Problem:
Scan the entries for the word "value" and return every line that has it.

Given records:
'''

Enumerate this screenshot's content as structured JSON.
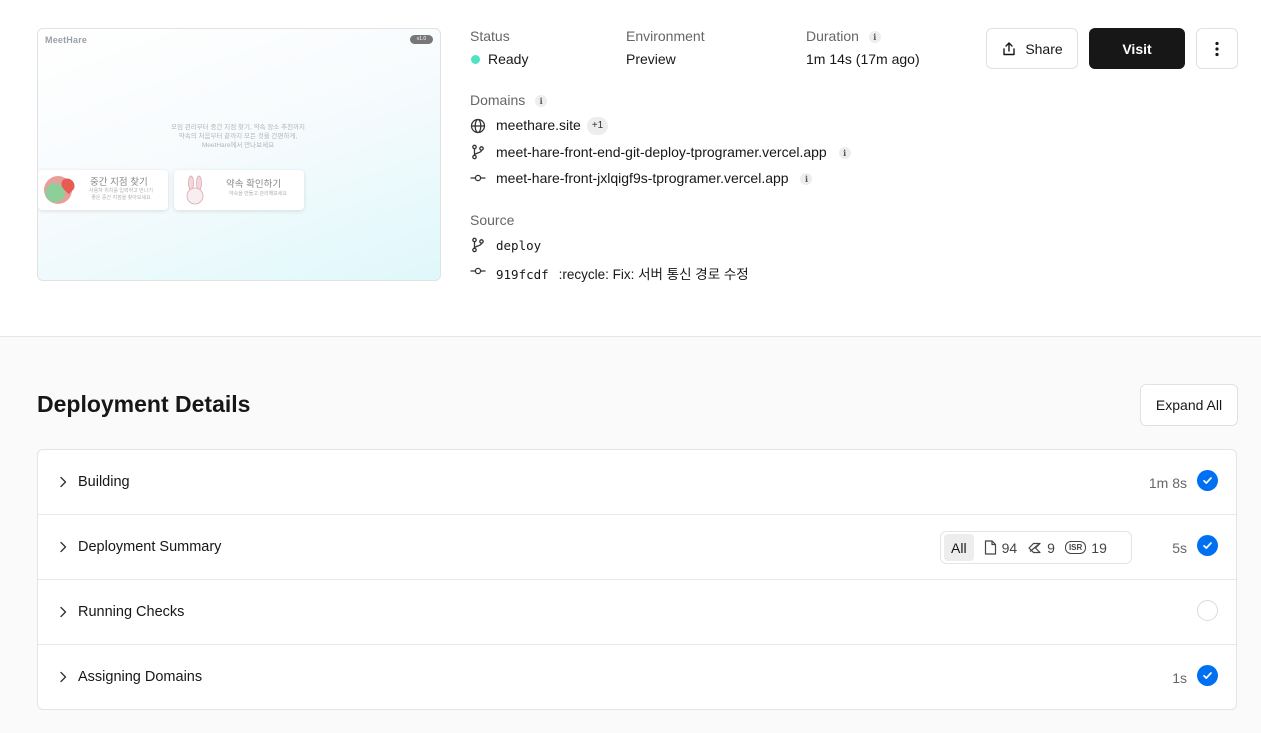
{
  "preview": {
    "logo": "MeetHare",
    "badge": "v1.0",
    "desc_lines": [
      "모임 관리부터 중간 지점 찾기, 약속 장소 추천까지",
      "약속의 처음부터 끝까지 모든 것을 간편하게,",
      "MeetHare에서 만나보세요"
    ],
    "card1_title": "중간 지점 찾기",
    "card1_sub": "사용자 위치를 입력하고 만나기\n좋은 중간 지점을 찾아보세요",
    "card2_title": "약속 확인하기",
    "card2_sub": "약속을 만들고 관리해보세요"
  },
  "status": {
    "label": "Status",
    "value": "Ready",
    "color": "#50e3c2"
  },
  "environment": {
    "label": "Environment",
    "value": "Preview"
  },
  "duration": {
    "label": "Duration",
    "value": "1m 14s (17m ago)"
  },
  "domains": {
    "label": "Domains",
    "primary": "meethare.site",
    "extra": "+1",
    "branch_url": "meet-hare-front-end-git-deploy-tprogramer.vercel.app",
    "commit_url": "meet-hare-front-jxlqigf9s-tprogramer.vercel.app"
  },
  "source": {
    "label": "Source",
    "branch": "deploy",
    "commit_hash": "919fcdf",
    "commit_message": ":recycle: Fix: 서버 통신 경로 수정"
  },
  "buttons": {
    "share": "Share",
    "visit": "Visit"
  },
  "details": {
    "title": "Deployment Details",
    "expand_all": "Expand All",
    "items": [
      {
        "label": "Building",
        "duration": "1m 8s",
        "state": "done"
      },
      {
        "label": "Deployment Summary",
        "duration": "5s",
        "state": "done"
      },
      {
        "label": "Running Checks",
        "duration": "",
        "state": "pending"
      },
      {
        "label": "Assigning Domains",
        "duration": "1s",
        "state": "done"
      }
    ],
    "summary": {
      "all": "All",
      "static": "94",
      "functions": "9",
      "isr_label": "ISR",
      "isr": "19"
    }
  },
  "colors": {
    "accent": "#0070f3",
    "primary_button": "#171717"
  }
}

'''

Exercise answer:
    "value": "Ready",
    "value": "Preview"
    "value": "1m 14s (17m ago)"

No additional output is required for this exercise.